My head was spinning with all the new information. I was having a hard time remembering the different programs and/or applications that were just shown to me. To be honest, I could not have remembered half of it if you offered me a million dollars to try and list them. I do remember saying to myself, as our tech guy was quickly leaving my class before we both had to head out to lunch duty, "This could change the way I do things."
The last few years, I have found myself uttering this same phrase repeatedly. Saying it to myself as I attend an EdCamp, participate in a Twitter chat, share information with my colleagues, and participate professional development sessions. To be honest, I am constantly searching for new ways to do things in my classroom: new projects, apps, getting the kids to blog, and implementing essential questions more consistently are just a few things over the years.
I had a friend of mine, who is not a teacher, ask me the other day: "Why do you do it? You have 20 years in, you know your material, the kids generally like you, so why keep pushing yourself?" I honestly did not have a very lengthly response. It was not full of a lot of teacher jargon using the latest catch phrases to make me sound effective as a teacher. I had a great interview response I was prepared to give, but found myself saying this simple sentence: "Because it is what I ask my students to do."
I work hard to walk the talk in my classroom. I want my students to see me making mistakes, challenging myself to learn more, asking questions of myself and others. I want them to see that learning stuff is fun. That figuring out a problem that we did not previously know can make us smile from ear to ear. That hard work can lead us to where we want to go. Things may not be handed to us, but that does not mean we can not have it. We just need to work harder for it.
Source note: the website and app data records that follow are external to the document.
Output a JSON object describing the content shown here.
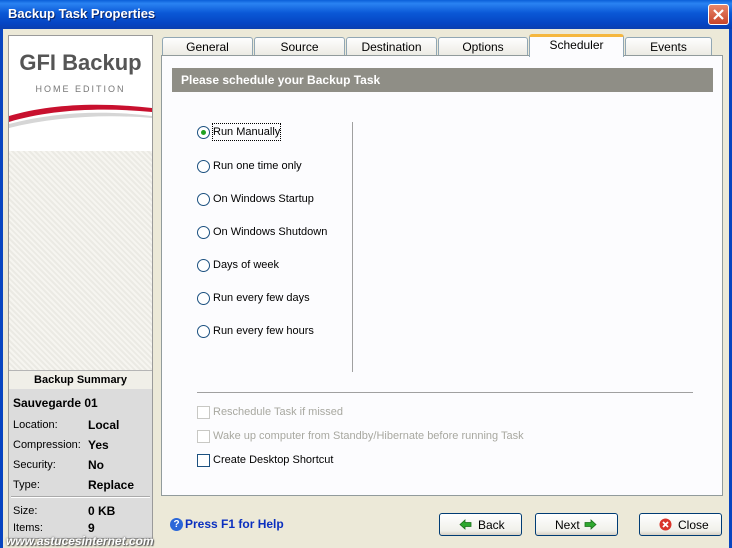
{
  "window": {
    "title": "Backup Task Properties"
  },
  "logo": {
    "main": "GFI Backup",
    "sub": "HOME EDITION"
  },
  "summary": {
    "header": "Backup Summary",
    "name": "Sauvegarde 01",
    "rows": [
      {
        "label": "Location:",
        "value": "Local"
      },
      {
        "label": "Compression:",
        "value": "Yes"
      },
      {
        "label": "Security:",
        "value": "No"
      },
      {
        "label": "Type:",
        "value": "Replace"
      },
      {
        "label": "Size:",
        "value": "0 KB"
      },
      {
        "label": "Items:",
        "value": "9"
      }
    ]
  },
  "tabs": [
    "General",
    "Source",
    "Destination",
    "Options",
    "Scheduler",
    "Events"
  ],
  "active_tab": "Scheduler",
  "panel": {
    "header": "Please schedule your Backup Task"
  },
  "schedule_options": [
    {
      "label": "Run Manually",
      "selected": true
    },
    {
      "label": "Run one time only",
      "selected": false
    },
    {
      "label": "On Windows Startup",
      "selected": false
    },
    {
      "label": "On Windows Shutdown",
      "selected": false
    },
    {
      "label": "Days of week",
      "selected": false
    },
    {
      "label": "Run every few days",
      "selected": false
    },
    {
      "label": "Run every few hours",
      "selected": false
    }
  ],
  "checkboxes": [
    {
      "label": "Reschedule Task if missed",
      "checked": false,
      "enabled": false
    },
    {
      "label": "Wake up computer from Standby/Hibernate before running Task",
      "checked": false,
      "enabled": false
    },
    {
      "label": "Create Desktop Shortcut",
      "checked": false,
      "enabled": true
    }
  ],
  "help": {
    "label": "Press F1 for Help"
  },
  "buttons": {
    "back": "Back",
    "next": "Next",
    "close": "Close"
  },
  "watermark": "www.astucesinternet.com",
  "colors": {
    "titlebar": "#0a58d6",
    "active_tab_accent": "#f5b73f",
    "header_bar": "#8f8e86",
    "help_link": "#0a2fbf"
  }
}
How does this all relate to me being part of the Compelled Tribe Blogging challenge? I guess I was looking for another way to challenge myself. I know the importance of blogging regularly, but unlike exercise, it is not something I have implemented regularly. I am hoping my participation in this monthly activity will encourage me to be consistent in my reflection. If you are looking for a great post on constantly looking to get better, see this post by Rich Czyz (@RACzyz on Twitter) Titled Plussing. I think his post does a better job explaining why I am joining this project better than I could.
Oh, and what were the things our school's tech guy was showing me? How about Symbaloo, Desmos, and the latest search/citing choices through Google. If you have not taken a look at these, you really should. But be forewarned, you will have a headache from all of the new information. But, if we are doing it push ourselves and our students, then it is a pain worth getting.